The clock is running out on more than 100,000 employment-based green cards that the Biden administration could — but likely won't — issue before the end of the fiscal year.
The green cards, or permanent residency permits, are available for the administration to dole out to eligible immigrants but will expire on Sept. 30.
President BidenJoe BidenHaiti prime minister warns inequality will cause migration to continue Pelosi: House must pass 3 major pieces of spending legislation this week Erdoğan says Turkey plans to buy another Russian defense system MORE's pro-immigrant rhetoric has contrasted with former President TrumpDonald TrumpGraham says he hopes that Trump runs again Trump says Stacey Abrams 'might be better than existing governor' Kemp Executive privilege fight poses hurdles for Trump MORE's restrictionist stance. But thus far, the administration has shown no signs that it will expend political capital to assign the expiring green cards, frustrating immigration advocates.
"It's a question of willingness. Are you going to be willing to take the risk on someone trying to stop you in court or not? And obviously they're not willing to risk litigation on behalf of this population," said David Bier, an immigration researcher at the Cato Institute.
Nearly 90 percent of the immigrants who would be eligible for the expiring tranche of green cards are Indian nationals currently on temporary work visas. They face decades-long wait times to receive permanent residency.
Those wait times are essentially baked into the immigration system, as country caps established in statute have combined with high demand for green cards from Indian nationals, many of whom are already in the United States under work visas such as the H-1B.
Advocates are growing increasingly frustrated with the slow pace of adjudication and want United States Citizenship and Immigration Services (USCIS) — the agency that grants visas, permanent residency permits and naturalizations — to fast-track applications, making use of green cards that were left unclaimed because of the pandemic and Trump administration policies.
"There's two reasons there's far more green cards available this year for employment-based immigrants than in prior years, because so few family-based green cards were used last year, and any unused family-based green cards get added to the employment-based limit for the following year," said Bier.
"The second reason is that the government did almost nothing to increase the speed of adjudications in order to meet the increased demand," he added.
Under Biden, USCIS has made a series of changes to speed up and simplify green card applications, particularly for foreign nationals who seek to change their status from a work visa.
In practical terms, one of the most significant changes has been extending the validity of a medical examination from two to four years, a measure that especially helps Indian nationals stuck in the green card queue who must resubmit their visa and green card applications yearly.
USCIS also has new leadership under Ur Jaddou, who was confirmed by the Senate as director in early August.
Jaddou, in contrast to her predecessors under the Trump administration, has specific USCIS experience: She was the agency's chief counsel in the Obama administration and worked as a pro-immigrant advocate during the Trump years.
Still, USCIS is primarily fee-funded, and it's still recovering from a drop in receipts caused by fewer applications submitted during the pandemic, which, in turn, caused a hiring freeze that further slowed visa and green card processing.
The slowdowns have opened USCIS and other Biden immigration officials to criticism from defenders of various immigrant groups as frustration grows over visas and green cards that advocates say could be released.
"We have several cases that have continued against the Biden administration regarding unused visas," said Marisa Limón Garza, deputy director of Hope Border Institute.
Limón said that the Biden administration has continued Trump-era litigation and has been slow to issue visas under the Diversity Visa Program.
The Diversity Visa Program grants immigration benefits to citizens of countries that have historically low levels of immigration to the United States.
The Trump administration tried to draw down the program, which in large part benefits migrants from majority-Muslim and majority-Black countries.

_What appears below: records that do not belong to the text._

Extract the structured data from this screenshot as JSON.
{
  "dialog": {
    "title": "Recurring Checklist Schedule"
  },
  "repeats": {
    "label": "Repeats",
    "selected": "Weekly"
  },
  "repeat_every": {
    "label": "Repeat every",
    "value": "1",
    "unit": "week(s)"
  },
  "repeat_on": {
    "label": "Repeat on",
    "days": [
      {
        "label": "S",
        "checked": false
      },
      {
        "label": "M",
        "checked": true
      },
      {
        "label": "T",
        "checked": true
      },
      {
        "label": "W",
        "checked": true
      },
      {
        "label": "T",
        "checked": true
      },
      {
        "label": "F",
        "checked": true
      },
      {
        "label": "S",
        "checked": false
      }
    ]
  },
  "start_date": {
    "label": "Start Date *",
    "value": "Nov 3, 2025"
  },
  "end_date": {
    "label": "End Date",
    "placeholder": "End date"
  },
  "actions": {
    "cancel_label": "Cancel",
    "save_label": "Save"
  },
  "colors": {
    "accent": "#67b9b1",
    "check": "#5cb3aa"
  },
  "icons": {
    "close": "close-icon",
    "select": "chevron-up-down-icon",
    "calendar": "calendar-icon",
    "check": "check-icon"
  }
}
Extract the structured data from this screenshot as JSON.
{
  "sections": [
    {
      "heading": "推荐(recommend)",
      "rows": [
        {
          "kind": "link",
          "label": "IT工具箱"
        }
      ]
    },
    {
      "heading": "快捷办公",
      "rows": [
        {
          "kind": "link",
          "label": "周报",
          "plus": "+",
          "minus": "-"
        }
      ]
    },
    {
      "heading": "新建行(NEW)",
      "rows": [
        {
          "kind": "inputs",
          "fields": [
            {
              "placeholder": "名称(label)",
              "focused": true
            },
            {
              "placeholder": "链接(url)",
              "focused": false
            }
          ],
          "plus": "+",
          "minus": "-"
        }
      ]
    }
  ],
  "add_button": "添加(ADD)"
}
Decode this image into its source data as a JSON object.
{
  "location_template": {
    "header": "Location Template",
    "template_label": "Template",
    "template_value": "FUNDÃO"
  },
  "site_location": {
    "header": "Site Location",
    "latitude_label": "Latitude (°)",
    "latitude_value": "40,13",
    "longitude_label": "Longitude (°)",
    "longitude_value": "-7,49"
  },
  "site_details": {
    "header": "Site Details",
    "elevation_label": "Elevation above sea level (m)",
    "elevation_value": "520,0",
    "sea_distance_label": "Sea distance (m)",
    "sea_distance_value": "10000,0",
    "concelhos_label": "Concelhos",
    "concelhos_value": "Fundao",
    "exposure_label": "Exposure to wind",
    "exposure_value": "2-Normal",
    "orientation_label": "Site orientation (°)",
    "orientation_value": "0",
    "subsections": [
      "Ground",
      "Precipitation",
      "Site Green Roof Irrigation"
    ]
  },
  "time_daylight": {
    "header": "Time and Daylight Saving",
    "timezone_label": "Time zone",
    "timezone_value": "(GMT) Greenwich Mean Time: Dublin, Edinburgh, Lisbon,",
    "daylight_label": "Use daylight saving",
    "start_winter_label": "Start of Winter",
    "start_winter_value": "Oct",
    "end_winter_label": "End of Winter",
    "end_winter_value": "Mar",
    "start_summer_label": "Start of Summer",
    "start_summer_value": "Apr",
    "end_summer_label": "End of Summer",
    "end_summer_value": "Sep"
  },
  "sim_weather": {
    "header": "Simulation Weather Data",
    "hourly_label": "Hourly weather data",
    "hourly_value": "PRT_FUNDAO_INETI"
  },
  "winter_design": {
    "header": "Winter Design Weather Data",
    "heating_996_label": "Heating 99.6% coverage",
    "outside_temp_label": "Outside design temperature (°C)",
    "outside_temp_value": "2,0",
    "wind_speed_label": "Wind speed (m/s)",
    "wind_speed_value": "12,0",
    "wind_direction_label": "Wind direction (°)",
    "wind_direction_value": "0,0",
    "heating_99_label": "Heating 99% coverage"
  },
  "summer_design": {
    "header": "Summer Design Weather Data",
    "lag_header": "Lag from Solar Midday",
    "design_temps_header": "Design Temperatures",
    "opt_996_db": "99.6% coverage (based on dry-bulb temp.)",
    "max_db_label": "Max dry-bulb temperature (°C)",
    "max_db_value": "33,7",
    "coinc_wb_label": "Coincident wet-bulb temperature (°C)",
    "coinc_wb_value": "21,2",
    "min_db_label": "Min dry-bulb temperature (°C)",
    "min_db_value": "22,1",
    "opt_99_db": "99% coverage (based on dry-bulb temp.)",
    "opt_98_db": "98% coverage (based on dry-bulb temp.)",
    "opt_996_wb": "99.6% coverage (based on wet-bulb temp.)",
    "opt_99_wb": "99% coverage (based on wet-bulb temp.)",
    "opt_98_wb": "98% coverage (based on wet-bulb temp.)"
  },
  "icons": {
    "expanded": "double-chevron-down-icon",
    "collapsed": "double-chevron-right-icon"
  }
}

The move was broadly criticized by Democrats and immigrant advocates.
Limón said advocates won a court victory against the administration to issue more than 9,000 additional visas, including 921 for Afghan citizens, but the administration has yet to issue the documents.
"There is no reason why this administration who, number one, has promoted that they will take the steps that are necessary to make sure that our Afghan allies and refugees and asylum-seekers are evacuated from Afghanistan and, two, that they promote the diversity visa program should continue to stand in the way of a court order that would finally allow for some relief," said Limón.
Still, the challenges that led to USCIS's slowdown have not subsided, and other agencies play a role in the immigration system as well.
For visa applications where the foreign national is abroad, the State Department has to interview applicants at consulates, many of which are still subject to pandemic closures and restrictions.
Congress has also played with the idea of recovering some of the green cards and returning them to the family-based system where they originated before going unused. Such a measure would preserve the absolute number of green cards but do little for the Indian nationals seeking adjustment of status.
USCIS under Biden and now Jaddou has increased the clip at which it issues green cards, but advocates say it will need to take more drastic action to waste fewer permits this fiscal year and to assign all available permits next year, when a similar glut is expected.
"You'd be talking about an astronomical increase in the rate of adjudications, so much faster is nice, but ultimately it's going to take drastic action, not slightly smoothing out the bureaucratic hurdles," said Bier.
Updated 9:23 a.m.